“Happiness at someone else’s expense came at a price. Tia had imagined judgment from the first kiss that she and Nathan shared. All year, she’d waited to be punished for being in love, and in truth, she believed that whatever consequences came her way would be deserved.”
Five years ago, Tia fell into obsessive love with a man she could never have. Married, and the father of two boys, Nathan was unavailable in every way. When she became pregnant, he disappeared, and she gave up her baby for adoption.
Five years ago, Caroline, a dedicated pathologist, reluctantly adopted a baby to please her husband. She prayed her misgivings would disappear; instead, she’s questioning whether she’s cut out for the role of wife and mother.
Five years ago, Juliette considered her life ideal: she had a solid marriage, two beautiful young sons, and a thriving business. Then she discovered Nathan’s affair. He promised he’d never stray again, and she trusted him.
But when Juliette intercepts a letter to her husband from Tia that contains pictures of a child with a deep resemblance to her husband, her world crumbles once more. How could Nathan deny his daughter? And if he’s kept this a secret from her, what else is he hiding? Desperate for the truth, Juliette goes in search of the little girl. And before long, the three women and Nathan are on a collision course with consequences that none of them could have predicted.
Lydia - 5 Star
The Comfort of Lies is an intricately woven novel of love, betrayal and forgiveness and explores the effects of adultery from all parties perspectives - particularly when the unintended outcome is a child. Within the pages of this novel lies an intense discussion of marriage, motherhood, family, and beyond and anyone looking for a character driven read will love this one.
Initially, I found I had difficulty getting into the characters, but this didn't last long as I grew interested in their plight. I think part of the problem was that I didn’t love them at first – or ever really – but over time I could empathize and all their actions and thoughts were clearly outlined and discussed as the story progressed. Also, I initially found the prose a bit wordy for me, but as I got used to it and delved further into the novel, I was overcome with the desire to rewrite my chunks of my latest manuscript.
This is a character driven novel, and although plot moves it along, those who like fast paced rapid fire action may not be as drawn into The Comfort of Lies as much as those who love a great read about people themselves, their motivations, and the ramifications of their behaviour. The psychology major and writer in me loved this aspect of the novel and Meyers does a fantastic job at exploring all the angles and persepectives in this novel.

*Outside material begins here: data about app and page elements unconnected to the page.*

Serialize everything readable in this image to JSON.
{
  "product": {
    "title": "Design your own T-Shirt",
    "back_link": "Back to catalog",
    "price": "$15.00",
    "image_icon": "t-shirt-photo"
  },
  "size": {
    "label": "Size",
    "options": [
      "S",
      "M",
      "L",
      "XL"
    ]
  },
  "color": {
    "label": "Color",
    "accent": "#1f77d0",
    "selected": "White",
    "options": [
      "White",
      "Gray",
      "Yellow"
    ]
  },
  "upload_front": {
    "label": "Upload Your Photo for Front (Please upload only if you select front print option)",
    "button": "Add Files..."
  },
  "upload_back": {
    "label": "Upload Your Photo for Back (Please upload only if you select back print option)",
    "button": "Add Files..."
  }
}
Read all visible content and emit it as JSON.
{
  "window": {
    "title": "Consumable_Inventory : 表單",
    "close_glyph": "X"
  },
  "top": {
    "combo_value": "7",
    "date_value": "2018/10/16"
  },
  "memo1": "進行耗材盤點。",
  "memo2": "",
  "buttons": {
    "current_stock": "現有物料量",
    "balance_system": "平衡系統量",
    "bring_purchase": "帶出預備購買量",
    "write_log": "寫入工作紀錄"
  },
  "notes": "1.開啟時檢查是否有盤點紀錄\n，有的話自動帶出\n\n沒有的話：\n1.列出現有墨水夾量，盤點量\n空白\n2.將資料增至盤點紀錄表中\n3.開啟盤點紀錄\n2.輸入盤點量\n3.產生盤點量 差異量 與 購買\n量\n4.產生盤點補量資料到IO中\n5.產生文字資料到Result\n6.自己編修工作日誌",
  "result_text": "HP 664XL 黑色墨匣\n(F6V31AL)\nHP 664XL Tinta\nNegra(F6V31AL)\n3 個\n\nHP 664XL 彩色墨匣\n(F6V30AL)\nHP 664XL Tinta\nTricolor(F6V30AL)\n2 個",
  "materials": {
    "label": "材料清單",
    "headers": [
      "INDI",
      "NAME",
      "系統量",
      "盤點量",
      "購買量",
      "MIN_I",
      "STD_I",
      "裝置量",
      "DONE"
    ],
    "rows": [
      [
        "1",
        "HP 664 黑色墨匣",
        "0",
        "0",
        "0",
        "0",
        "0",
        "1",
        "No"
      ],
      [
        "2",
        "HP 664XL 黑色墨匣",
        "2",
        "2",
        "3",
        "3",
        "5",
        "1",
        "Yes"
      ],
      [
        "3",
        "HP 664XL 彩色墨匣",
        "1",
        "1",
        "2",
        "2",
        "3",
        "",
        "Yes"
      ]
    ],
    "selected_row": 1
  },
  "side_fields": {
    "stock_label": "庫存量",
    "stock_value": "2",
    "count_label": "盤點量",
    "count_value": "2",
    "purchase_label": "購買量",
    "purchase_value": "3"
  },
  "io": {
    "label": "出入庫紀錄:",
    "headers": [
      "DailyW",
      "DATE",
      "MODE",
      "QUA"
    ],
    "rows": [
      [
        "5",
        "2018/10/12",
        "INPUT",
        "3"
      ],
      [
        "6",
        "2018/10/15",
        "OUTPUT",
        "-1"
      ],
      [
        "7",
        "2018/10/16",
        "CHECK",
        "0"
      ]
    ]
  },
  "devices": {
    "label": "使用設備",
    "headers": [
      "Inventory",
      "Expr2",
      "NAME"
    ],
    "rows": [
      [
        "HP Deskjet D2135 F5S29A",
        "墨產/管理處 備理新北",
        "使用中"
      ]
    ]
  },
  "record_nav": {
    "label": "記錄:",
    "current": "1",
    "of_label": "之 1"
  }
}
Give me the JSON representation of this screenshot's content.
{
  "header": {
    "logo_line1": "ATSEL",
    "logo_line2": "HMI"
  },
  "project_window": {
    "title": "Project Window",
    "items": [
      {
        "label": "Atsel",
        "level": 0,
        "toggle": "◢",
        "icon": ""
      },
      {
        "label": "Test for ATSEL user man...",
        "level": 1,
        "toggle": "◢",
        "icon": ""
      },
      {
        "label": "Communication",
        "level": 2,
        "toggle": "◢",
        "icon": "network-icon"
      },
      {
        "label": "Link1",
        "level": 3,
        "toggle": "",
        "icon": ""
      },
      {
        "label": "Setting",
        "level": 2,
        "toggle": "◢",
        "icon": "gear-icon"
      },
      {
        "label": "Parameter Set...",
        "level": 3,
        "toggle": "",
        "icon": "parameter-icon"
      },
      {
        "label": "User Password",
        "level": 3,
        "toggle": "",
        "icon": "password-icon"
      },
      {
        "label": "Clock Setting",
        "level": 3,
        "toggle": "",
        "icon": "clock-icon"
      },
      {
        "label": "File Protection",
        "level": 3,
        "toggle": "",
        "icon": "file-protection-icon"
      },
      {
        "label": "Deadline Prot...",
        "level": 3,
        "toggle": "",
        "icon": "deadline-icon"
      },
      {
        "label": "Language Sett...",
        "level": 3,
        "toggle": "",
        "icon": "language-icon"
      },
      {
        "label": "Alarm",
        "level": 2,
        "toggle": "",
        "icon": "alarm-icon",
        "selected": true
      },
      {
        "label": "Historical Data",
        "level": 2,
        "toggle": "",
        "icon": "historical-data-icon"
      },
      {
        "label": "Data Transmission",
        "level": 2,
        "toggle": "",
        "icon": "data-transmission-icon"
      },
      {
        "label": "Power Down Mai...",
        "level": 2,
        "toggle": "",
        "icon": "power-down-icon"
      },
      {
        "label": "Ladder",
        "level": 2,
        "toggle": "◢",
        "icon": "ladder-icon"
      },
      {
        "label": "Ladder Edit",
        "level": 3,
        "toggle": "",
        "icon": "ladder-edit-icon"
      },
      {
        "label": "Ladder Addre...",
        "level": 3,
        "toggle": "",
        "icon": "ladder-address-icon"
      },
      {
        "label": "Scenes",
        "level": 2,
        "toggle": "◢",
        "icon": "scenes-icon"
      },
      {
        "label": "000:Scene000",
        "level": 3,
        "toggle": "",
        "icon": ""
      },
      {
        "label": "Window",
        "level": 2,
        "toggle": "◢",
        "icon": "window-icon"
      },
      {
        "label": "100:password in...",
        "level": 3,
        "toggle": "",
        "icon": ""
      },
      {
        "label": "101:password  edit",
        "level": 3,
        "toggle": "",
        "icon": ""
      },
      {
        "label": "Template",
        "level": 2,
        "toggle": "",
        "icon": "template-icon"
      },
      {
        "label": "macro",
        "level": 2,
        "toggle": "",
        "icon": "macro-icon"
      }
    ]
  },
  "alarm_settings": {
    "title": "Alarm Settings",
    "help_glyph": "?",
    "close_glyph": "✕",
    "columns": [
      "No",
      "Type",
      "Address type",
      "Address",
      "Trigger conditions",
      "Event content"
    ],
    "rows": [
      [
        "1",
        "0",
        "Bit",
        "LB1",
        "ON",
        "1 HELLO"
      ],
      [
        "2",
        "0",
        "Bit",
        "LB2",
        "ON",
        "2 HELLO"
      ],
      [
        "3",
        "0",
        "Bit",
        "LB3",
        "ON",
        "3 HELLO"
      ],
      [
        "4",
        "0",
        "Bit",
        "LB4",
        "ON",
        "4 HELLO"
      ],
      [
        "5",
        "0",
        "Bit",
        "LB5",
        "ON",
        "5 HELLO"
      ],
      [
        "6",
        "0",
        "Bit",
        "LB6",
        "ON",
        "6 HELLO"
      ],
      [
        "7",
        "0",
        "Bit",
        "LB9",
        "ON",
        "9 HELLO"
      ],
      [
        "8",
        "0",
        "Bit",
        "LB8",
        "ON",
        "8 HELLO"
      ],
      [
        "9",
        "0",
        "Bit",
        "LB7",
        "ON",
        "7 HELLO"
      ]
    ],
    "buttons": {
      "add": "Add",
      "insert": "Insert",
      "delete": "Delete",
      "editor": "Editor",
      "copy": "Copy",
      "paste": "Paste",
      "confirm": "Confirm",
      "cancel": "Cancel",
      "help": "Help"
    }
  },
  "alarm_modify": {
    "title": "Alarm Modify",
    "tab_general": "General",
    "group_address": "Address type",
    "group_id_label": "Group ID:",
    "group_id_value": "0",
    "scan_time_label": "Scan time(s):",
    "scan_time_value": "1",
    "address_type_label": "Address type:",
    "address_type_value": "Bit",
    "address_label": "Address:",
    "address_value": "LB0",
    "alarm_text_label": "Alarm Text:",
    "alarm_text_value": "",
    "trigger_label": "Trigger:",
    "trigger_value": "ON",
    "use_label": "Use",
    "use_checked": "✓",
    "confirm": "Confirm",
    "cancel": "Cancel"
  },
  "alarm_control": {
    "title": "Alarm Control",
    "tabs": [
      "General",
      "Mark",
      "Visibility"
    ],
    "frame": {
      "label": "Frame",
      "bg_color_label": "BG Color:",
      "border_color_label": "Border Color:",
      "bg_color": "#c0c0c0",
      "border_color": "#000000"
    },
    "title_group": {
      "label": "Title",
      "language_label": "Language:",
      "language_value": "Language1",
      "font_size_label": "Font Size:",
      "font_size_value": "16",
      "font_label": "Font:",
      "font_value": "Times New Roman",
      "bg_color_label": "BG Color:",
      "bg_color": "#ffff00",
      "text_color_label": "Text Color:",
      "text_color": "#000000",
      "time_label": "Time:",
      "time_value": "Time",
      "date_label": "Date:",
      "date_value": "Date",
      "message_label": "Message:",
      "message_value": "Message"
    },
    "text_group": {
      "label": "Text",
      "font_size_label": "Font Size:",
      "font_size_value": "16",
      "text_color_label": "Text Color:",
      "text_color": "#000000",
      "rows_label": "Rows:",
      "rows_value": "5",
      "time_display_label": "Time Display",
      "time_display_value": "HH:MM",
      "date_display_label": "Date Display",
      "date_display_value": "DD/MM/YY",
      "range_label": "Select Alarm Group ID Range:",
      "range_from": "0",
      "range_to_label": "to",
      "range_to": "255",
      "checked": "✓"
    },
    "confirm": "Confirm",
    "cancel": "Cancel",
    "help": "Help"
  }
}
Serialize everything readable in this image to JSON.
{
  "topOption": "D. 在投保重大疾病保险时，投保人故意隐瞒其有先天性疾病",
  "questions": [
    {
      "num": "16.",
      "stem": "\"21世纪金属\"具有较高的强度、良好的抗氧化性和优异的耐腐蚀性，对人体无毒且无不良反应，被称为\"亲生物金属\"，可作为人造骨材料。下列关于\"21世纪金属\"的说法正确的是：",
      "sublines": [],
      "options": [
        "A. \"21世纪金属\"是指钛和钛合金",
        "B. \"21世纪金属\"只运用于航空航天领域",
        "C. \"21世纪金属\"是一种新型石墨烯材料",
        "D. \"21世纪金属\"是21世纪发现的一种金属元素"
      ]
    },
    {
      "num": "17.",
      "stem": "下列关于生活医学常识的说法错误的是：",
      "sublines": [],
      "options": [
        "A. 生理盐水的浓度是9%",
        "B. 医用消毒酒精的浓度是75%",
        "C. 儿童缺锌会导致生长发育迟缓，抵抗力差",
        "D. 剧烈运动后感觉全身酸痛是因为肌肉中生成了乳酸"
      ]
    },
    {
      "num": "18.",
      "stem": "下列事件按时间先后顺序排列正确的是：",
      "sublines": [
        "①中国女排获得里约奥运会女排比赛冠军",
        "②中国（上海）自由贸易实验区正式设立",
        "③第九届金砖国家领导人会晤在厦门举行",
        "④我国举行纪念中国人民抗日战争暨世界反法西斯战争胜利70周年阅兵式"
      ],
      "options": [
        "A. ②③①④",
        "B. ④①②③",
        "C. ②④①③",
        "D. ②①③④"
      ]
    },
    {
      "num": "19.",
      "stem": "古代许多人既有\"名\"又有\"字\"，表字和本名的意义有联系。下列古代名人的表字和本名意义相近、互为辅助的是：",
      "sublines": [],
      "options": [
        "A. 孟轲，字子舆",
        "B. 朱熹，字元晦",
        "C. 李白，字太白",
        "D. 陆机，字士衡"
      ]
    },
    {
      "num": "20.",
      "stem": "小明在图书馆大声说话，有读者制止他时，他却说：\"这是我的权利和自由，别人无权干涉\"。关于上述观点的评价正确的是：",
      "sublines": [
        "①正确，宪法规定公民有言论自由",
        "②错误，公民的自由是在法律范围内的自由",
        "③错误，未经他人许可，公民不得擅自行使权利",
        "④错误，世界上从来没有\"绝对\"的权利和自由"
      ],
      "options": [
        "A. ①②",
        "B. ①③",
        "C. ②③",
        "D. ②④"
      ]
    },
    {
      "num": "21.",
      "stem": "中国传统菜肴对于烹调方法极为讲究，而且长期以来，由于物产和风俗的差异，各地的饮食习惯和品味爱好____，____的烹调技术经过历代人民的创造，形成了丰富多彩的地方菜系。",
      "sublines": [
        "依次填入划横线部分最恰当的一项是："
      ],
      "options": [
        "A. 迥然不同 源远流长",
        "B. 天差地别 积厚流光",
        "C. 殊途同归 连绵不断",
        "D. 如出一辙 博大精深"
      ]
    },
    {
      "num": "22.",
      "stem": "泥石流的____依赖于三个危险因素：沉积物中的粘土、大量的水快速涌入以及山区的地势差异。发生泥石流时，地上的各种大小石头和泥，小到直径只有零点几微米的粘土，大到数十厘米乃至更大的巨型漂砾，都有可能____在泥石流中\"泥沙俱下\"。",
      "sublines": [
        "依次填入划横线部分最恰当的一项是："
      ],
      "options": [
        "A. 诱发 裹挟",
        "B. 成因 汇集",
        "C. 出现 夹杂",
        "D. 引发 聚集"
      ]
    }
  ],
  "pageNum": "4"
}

I felt like a voyeur at times during this one as I peered into the three very different women's lives, and the one man who connected them all. They are all marvelously flawed characters and I thoroughly enjoyed reading their story. The adoption discussion was intriguing although I did find the selfishness of the parties involved grated at me for never seeming to put the child first. I was never certain what would happen and loved how Meyers kept me on my toes.
I will definitely keep my eye out for any future novel Meyers writes and will also seek out The Murderer's Daughters, which debuted in 2009. Pick up The Comfort of Lies today for a complex, intriguing read. You won't be disappointed!
Thank you to Atria Books for our review copy. All opinions are our own.
Connect with Randy Susan Meyers: